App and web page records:
◇ ◇ ◇

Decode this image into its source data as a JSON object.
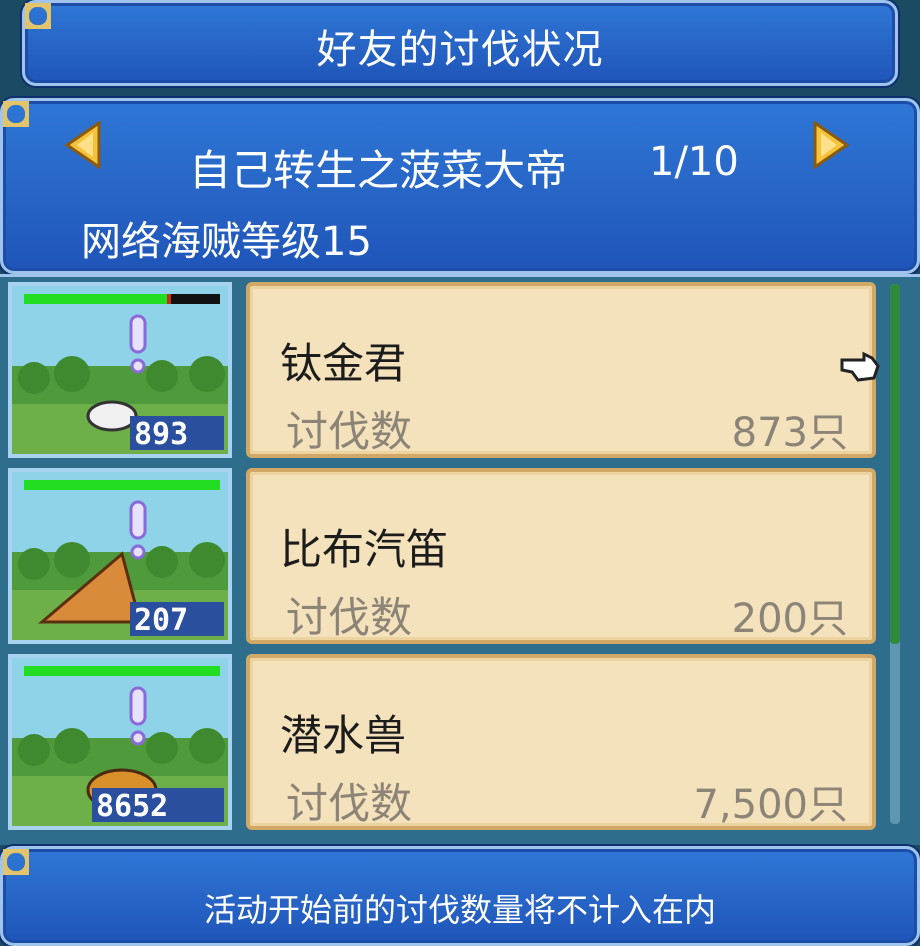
{
  "title": "好友的讨伐状况",
  "header": {
    "name": "自己转生之菠菜大帝",
    "page": "1/10",
    "level": "网络海贼等级15"
  },
  "monsters": [
    {
      "name": "钛金君",
      "label": "讨伐数",
      "count": "873只",
      "badge": "893",
      "hp_fraction": 0.73
    },
    {
      "name": "比布汽笛",
      "label": "讨伐数",
      "count": "200只",
      "badge": "207",
      "hp_fraction": 1.0
    },
    {
      "name": "潜水兽",
      "label": "讨伐数",
      "count": "7,500只",
      "badge": "8652",
      "hp_fraction": 1.0
    }
  ],
  "footer": "活动开始前的讨伐数量将不计入在内",
  "icons": [
    "arrow-left-icon",
    "arrow-right-icon",
    "pointer-hand-icon",
    "alert-icon"
  ],
  "colors": {
    "panel_blue": "#2a6ad0",
    "card_beige": "#f3e2bb",
    "hp_green": "#22dd22",
    "gold_trim": "#e2c56a"
  }
}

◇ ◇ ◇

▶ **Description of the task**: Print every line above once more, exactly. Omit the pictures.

▶ **Response area**:
Decode this image into its source data as a JSON object.
{
  "title": "好友的讨伐状况",
  "header": {
    "name": "自己转生之菠菜大帝",
    "page": "1/10",
    "level": "网络海贼等级15"
  },
  "monsters": [
    {
      "name": "钛金君",
      "label": "讨伐数",
      "count": "873只",
      "badge": "893",
      "hp_fraction": 0.73
    },
    {
      "name": "比布汽笛",
      "label": "讨伐数",
      "count": "200只",
      "badge": "207",
      "hp_fraction": 1.0
    },
    {
      "name": "潜水兽",
      "label": "讨伐数",
      "count": "7,500只",
      "badge": "8652",
      "hp_fraction": 1.0
    }
  ],
  "footer": "活动开始前的讨伐数量将不计入在内",
  "icons": [
    "arrow-left-icon",
    "arrow-right-icon",
    "pointer-hand-icon",
    "alert-icon"
  ],
  "colors": {
    "panel_blue": "#2a6ad0",
    "card_beige": "#f3e2bb",
    "hp_green": "#22dd22",
    "gold_trim": "#e2c56a"
  }
}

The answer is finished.